Bacteriophages or phages are viruses that are naturally able to infect specific bacteria, including pathogenic bacteria like Salmonella, Listeria and Vibrio. After entering the bacteria, the phage multiplies rapidly inside the bacteria, causing it to burst.

Bacterial diseases in food-producing animals are traditionally treated with antibiotics, administered in the feed, the drinking water or by injection. However, there is a rise in the prevalence of bacteria resistant to antibiotics causing three key issues:

  1. It is becoming difficult to treat adequately animals and restore their health and welfare;
  2. Poor health in animals will increase food safety risks within the food value chains, and;
  3. There is a risk of transfer of resistance to bacteria affecting humans. Phages are a natural, green and sustainable alternative to the use of antimicrobials.

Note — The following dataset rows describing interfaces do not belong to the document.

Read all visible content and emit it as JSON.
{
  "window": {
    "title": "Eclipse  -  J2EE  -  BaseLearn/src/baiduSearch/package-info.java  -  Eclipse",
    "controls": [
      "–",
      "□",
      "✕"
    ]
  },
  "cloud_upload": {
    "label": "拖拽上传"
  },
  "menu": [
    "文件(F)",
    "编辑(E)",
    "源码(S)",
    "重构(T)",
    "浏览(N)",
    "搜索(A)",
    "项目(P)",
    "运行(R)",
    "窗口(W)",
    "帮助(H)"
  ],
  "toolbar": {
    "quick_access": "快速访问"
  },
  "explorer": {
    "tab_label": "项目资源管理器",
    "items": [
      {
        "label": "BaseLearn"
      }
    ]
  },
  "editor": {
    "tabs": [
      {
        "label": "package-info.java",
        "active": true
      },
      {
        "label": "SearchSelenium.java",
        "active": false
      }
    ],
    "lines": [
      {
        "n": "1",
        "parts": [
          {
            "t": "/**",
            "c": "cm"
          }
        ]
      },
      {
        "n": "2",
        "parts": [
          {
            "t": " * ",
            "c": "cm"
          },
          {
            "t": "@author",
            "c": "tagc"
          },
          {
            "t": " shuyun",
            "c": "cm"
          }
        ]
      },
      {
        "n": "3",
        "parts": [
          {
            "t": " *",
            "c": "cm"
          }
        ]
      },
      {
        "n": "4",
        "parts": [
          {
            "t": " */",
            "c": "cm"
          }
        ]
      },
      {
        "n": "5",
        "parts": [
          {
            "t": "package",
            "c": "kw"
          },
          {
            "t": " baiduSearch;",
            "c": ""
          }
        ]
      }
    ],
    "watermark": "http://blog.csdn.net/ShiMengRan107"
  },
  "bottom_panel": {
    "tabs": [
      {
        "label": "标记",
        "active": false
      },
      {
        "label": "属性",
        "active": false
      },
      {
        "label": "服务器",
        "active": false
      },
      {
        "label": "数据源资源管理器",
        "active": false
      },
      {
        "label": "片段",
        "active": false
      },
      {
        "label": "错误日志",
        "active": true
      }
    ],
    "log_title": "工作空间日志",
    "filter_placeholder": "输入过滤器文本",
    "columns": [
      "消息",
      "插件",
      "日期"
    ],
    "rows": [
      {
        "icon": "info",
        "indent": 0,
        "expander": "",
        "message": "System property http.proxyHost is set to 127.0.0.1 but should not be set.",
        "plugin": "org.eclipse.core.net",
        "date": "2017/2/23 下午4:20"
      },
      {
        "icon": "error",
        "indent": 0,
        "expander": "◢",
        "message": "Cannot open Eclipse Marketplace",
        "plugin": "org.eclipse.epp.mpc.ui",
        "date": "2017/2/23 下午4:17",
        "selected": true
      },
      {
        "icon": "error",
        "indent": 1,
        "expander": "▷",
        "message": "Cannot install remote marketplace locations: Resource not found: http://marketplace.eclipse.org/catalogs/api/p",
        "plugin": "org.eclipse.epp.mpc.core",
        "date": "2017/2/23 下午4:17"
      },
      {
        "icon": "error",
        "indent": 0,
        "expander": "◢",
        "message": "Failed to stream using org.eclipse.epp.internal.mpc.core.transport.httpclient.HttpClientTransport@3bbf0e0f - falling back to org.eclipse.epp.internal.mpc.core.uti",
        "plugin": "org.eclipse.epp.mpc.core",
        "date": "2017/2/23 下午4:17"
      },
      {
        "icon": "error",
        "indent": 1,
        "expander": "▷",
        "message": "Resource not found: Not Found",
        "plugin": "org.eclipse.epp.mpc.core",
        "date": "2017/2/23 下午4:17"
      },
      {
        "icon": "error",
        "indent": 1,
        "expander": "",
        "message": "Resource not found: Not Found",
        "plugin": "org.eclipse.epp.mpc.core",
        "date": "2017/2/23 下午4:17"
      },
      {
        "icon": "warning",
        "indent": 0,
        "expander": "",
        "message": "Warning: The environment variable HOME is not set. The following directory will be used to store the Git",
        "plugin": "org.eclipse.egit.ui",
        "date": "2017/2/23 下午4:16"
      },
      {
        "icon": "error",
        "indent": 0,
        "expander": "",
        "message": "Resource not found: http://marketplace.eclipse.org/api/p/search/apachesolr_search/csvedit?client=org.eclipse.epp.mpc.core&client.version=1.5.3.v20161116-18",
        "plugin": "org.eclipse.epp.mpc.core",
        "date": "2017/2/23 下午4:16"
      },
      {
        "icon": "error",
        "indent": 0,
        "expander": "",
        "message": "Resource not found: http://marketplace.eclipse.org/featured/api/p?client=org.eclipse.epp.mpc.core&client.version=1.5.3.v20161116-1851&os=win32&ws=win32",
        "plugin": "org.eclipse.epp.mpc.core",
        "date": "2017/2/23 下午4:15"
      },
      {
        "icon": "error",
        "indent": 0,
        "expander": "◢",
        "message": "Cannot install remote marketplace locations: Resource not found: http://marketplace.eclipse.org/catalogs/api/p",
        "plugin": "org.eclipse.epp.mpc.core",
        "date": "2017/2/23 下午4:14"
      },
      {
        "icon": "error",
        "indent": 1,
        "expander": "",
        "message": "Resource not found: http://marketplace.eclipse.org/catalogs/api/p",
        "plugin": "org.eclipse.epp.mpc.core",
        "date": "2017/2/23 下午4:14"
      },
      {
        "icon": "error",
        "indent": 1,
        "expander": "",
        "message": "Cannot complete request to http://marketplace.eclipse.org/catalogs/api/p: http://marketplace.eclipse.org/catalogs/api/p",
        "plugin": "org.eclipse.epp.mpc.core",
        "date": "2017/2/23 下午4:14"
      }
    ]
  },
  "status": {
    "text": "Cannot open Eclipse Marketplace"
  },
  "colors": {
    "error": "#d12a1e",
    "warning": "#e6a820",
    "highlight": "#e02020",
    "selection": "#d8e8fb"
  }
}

Yes. Bacteriophages used to treat or prevent the presence of bacteria have been  thoroughly tested and their safety fully demonstrated. They have no effect on animals, people and the environment.  In fact, bacteriophages are so specific that they infect only certain bacteria and not all bacteria.   And phage therapy is now also used to treat people suffering from infections caused by multi-resistant bacteria.

Confronted with the rise in prevalence of multi-resistant bacteria in people, the World Health Organization (WHO), the Food and Agriculture Organization of the United Nations (FAO), the World Organisation for Animal Health (WOAH) and the United Nations Environmental Program (UNEP) have joined forces under the concept of One Health.  The health and well-being of people, animals and our beloved planet are interconnected. Bacteriophages have a key role to play within this One Health concept: Phages will reduce the use of antibiotics in animal production, meaning less drug residues in foods and the environment and less risk of developing antibacterial resistance in people and animals.

In many countries, regulators do not know how to manage the regulatory review process for these helpful viruses. In the European Union, regulators have debated for over 10 years on the topic and have yet to come to terms with a realistic approach towards their approval.  And in countries where phages can legally be used in food-producing animals, the awareness of their value is extremely low within the agriculture and food processing sectors.  


Our Phage Asia coalition welcomes all members that are interesting in contributing to the realization of the full potential of Phages in Asia. If you wish to join us, please contact us at:

© 2024 All Rights Reserved.

Seraphinite AcceleratorOptimized by Seraphinite Accelerator
Turns on site high speed to be attractive for people and search engines.